Why it’s special It’s the perfect haunt for well-heeled wine lovers, thanks to its Michelin-starred restaurant Le Saint- Martin, and the outdoor L’Oliveraie, serving exquisite Mediterranean food matched to local wines. The best spot of all, though, is the dramatic underground cellar, hewn deep into the bedrock beneath the hotel.
What to look for The weekly Les Canthares Wine Tasting and Dinner hosted by head sommelier Géraud Tournier, with dishes created by Michelin-starred chef Jean-Luc Lefrançois to match the wines.
Best bit All the wine-tasting packages available, including the Provencal Tasting, the Chardonnay Tasting or the Champagne Tasting for Two.
Top tip Delve into the 8,000-bottle wine list, where treats include 2009 Jean-Louis Chave Hermitage Cuvée Cathelin, 2015 Domaine Tessier Meursault 1er Cru and 2007 Domaine Tempier Bandol Cuvée La Migoua.
Petit St Vincent
Location Petit St Vincent is a tiny private island and boutique beach resort located in the southern tip of the Grenadines. It’s a veritable superyacht paradise, with islands such as Carriacou to the south-west and Union and Mayreau to the north.
Why it’s special It’s unusual because it is private and secluded, with accommodation divided between 22 one- and two-bedroom cottages scattered about the island. There is no internet, no television and no telephones.
What to look for The cellar is the big draw here, a circular temple to wine filled with some 4,500 bottles including the finest first growths from Bordeaux, vintage champagne, top red burgundy and the very best vintages of Penfolds Grange, known as Australia’s first growth.
Best bit Rum lovers also get a look in, with a remarkable selection of barrel-aged varieties sourced from across the Caribbean.
Top tip As there are no telephones, in order to alert staff that you’re ready to enjoy a chilled bottle of provençal rosé in your bath, you must run up a yellow flag outside your villa.
Location After visiting Napa and Sonoma, cruise north in your superyacht along the West Coast and negotiate your way into Puget Sound. Drop anchor in Elliott Bay alongside Seattle and head straight for RN74, the temple to fine modern French/ American cuisine on Fourth Avenue and Pike Street.
Why it’s special The restaurant (named after the major road in Burgundy) was founded by celebrity chef Michael Mina, and although its sister establishment in San Francisco has closed, Seattle’s outpost goes from strength to strength, boasting what must surely be the city’s nest wine list.

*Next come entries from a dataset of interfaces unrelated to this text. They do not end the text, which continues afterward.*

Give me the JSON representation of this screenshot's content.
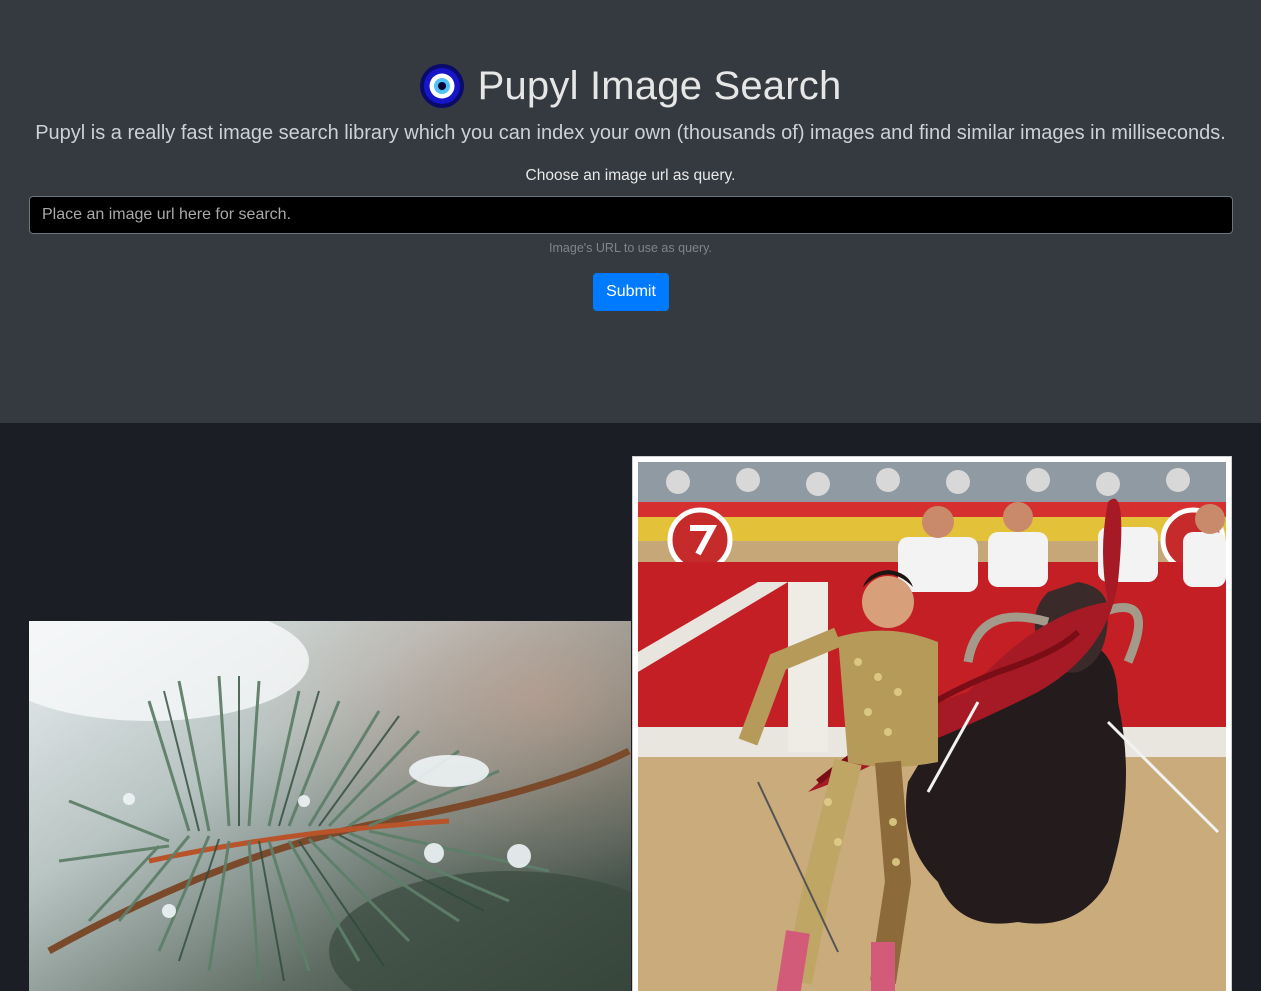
{
  "header": {
    "title": "Pupyl Image Search",
    "logo_icon": "evil-eye-icon",
    "subtitle": "Pupyl is a really fast image search library which you can index your own (thousands of) images and find similar images in milliseconds."
  },
  "search": {
    "label": "Choose an image url as query.",
    "placeholder": "Place an image url here for search.",
    "value": "",
    "help_text": "Image's URL to use as query.",
    "submit_label": "Submit"
  },
  "results": {
    "items": [
      {
        "image": "pine-branch-with-water-droplets-photo"
      },
      {
        "image": "matador-and-bull-photo"
      }
    ]
  },
  "colors": {
    "hero_bg": "#343a40",
    "page_bg": "#1b1e25",
    "accent": "#007bff"
  }
}
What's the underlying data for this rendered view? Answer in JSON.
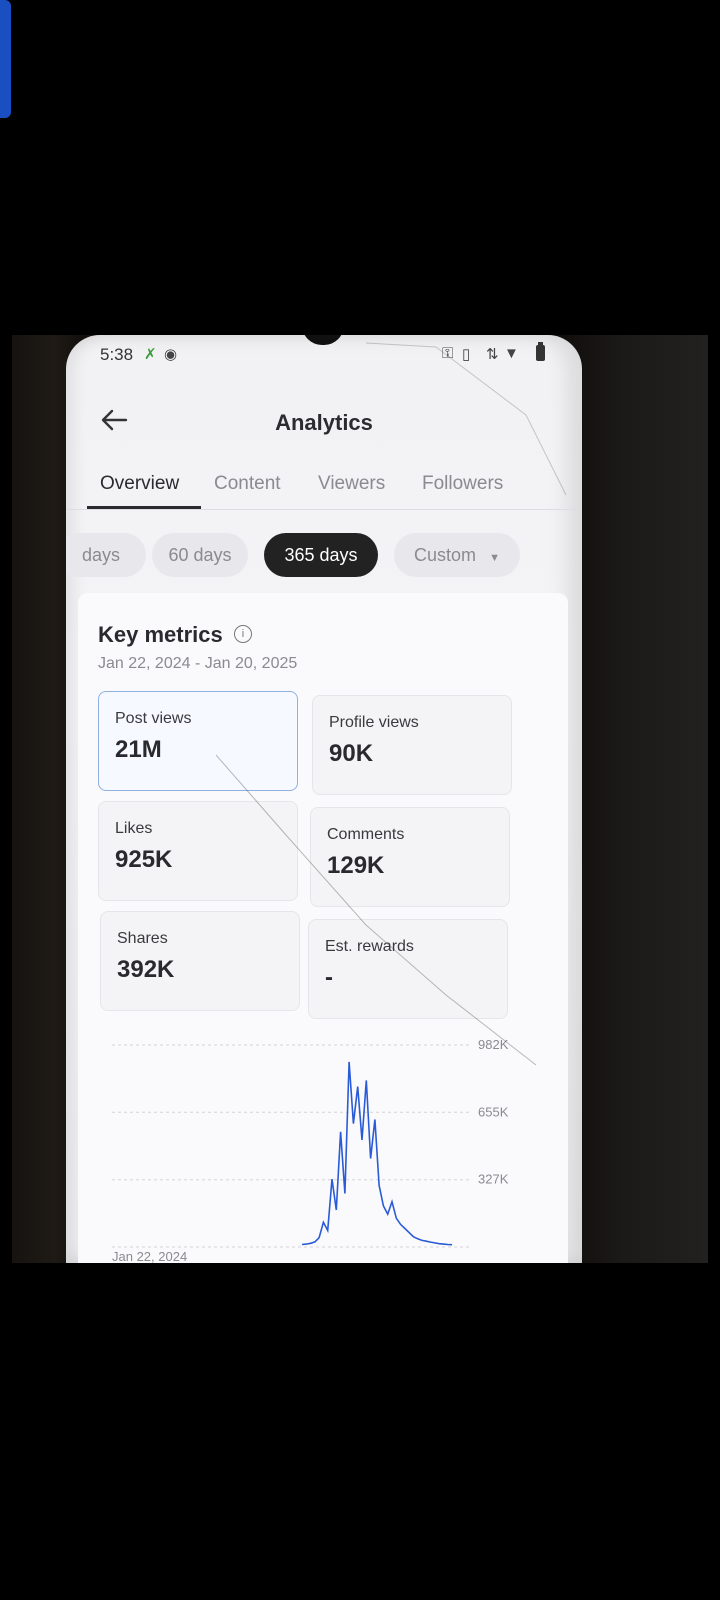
{
  "status": {
    "time": "5:38"
  },
  "header": {
    "title": "Analytics"
  },
  "tabs": [
    "Overview",
    "Content",
    "Viewers",
    "Followers"
  ],
  "date_pills": [
    "days",
    "60 days",
    "365 days",
    "Custom"
  ],
  "active_pill": "365 days",
  "key_metrics": {
    "title": "Key metrics",
    "date_range": "Jan 22, 2024 - Jan 20, 2025",
    "metrics": [
      {
        "label": "Post views",
        "value": "21M"
      },
      {
        "label": "Profile views",
        "value": "90K"
      },
      {
        "label": "Likes",
        "value": "925K"
      },
      {
        "label": "Comments",
        "value": "129K"
      },
      {
        "label": "Shares",
        "value": "392K"
      },
      {
        "label": "Est. rewards",
        "value": "-"
      }
    ]
  },
  "chart_data": {
    "type": "line",
    "y_ticks": [
      "982K",
      "655K",
      "327K"
    ],
    "x_start_label": "Jan 22, 2024",
    "ylim": [
      0,
      982000
    ],
    "series_color": "#2a5bd7",
    "values": [
      12000,
      14000,
      18000,
      25000,
      45000,
      120000,
      80000,
      330000,
      180000,
      560000,
      260000,
      900000,
      600000,
      780000,
      520000,
      810000,
      430000,
      620000,
      300000,
      200000,
      160000,
      220000,
      140000,
      110000,
      90000,
      70000,
      50000,
      40000,
      32000,
      28000,
      24000,
      20000,
      16000,
      14000,
      12000,
      11000
    ]
  }
}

What to look for The 89-page document is truly spectacular and would do credit to the grandest and most famous of European hotels. There are 27 different Nebbiolos from Italy; 39 sweet and fortifed wines; 113 Rhône wines; not to mention 32 red burgundies from Volnay alone; as well as 32 different Washington State wineries in multiple cuvées and vintages.
Best bit The five-course tasting menu with wines to match.
Top tip After lunch, stroll down to Pike Place Market, generally acknowledged as one of – if not the – finest food markets in all of North America.
Location Head 135 nautical miles south from Perth in your superyacht and make for Geographe Bay. Here you can moor up in Busselton, a calm anchorage thanks to the protection of Cape Naturaliste. While here, enjoy the simple delights of the town, including its famed 19th-century 2.4-kilometre wooden jetty complete with underwater observatory. Then hop in a car for Margaret River.
Why it’s special Margaret River might only produce 3 per cent of Australia’s annual wine production, but it accounts for more than 20 per cent of the nation’s premium wine.
What to look for Three of Australia’s nest producers can be found here: Cullen Wines, Vasse Felix and Leeuwin Estate. This is a three-stop shop, so make sure you visit them all.
Best bit Each of these three wineries has a spectacular restaurant attached, serving remarkable food matched with their wines.
Top tip Take a case of each of these wines back to your yacht: 2015 Cullen Wines Vanya Cabernet Sauvignon; 2014 Vasse Felix Tom Cullity Cabernet Sauvignon; 2015 Leeuwin Estate Art Series Chardonnay.